-- Opening Marker --

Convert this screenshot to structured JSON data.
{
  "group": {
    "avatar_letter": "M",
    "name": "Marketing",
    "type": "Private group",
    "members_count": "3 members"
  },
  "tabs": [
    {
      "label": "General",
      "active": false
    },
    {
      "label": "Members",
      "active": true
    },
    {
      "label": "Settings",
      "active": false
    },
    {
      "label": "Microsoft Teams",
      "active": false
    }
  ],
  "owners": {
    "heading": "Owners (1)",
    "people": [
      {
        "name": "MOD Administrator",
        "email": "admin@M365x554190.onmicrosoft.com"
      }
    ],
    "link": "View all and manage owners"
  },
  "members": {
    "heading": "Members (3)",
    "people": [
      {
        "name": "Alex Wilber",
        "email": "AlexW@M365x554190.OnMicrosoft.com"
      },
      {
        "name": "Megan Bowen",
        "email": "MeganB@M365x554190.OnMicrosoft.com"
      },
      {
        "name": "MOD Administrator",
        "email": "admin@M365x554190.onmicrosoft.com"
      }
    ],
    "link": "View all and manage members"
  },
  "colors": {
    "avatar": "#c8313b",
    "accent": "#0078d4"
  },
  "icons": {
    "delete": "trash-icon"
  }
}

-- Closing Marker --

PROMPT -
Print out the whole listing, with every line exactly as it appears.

OUTPUT BELOW -
Convert this screenshot to structured JSON data.
{
  "group": {
    "avatar_letter": "M",
    "name": "Marketing",
    "type": "Private group",
    "members_count": "3 members"
  },
  "tabs": [
    {
      "label": "General",
      "active": false
    },
    {
      "label": "Members",
      "active": true
    },
    {
      "label": "Settings",
      "active": false
    },
    {
      "label": "Microsoft Teams",
      "active": false
    }
  ],
  "owners": {
    "heading": "Owners (1)",
    "people": [
      {
        "name": "MOD Administrator",
        "email": "admin@M365x554190.onmicrosoft.com"
      }
    ],
    "link": "View all and manage owners"
  },
  "members": {
    "heading": "Members (3)",
    "people": [
      {
        "name": "Alex Wilber",
        "email": "AlexW@M365x554190.OnMicrosoft.com"
      },
      {
        "name": "Megan Bowen",
        "email": "MeganB@M365x554190.OnMicrosoft.com"
      },
      {
        "name": "MOD Administrator",
        "email": "admin@M365x554190.onmicrosoft.com"
      }
    ],
    "link": "View all and manage members"
  },
  "colors": {
    "avatar": "#c8313b",
    "accent": "#0078d4"
  },
  "icons": {
    "delete": "trash-icon"
  }
}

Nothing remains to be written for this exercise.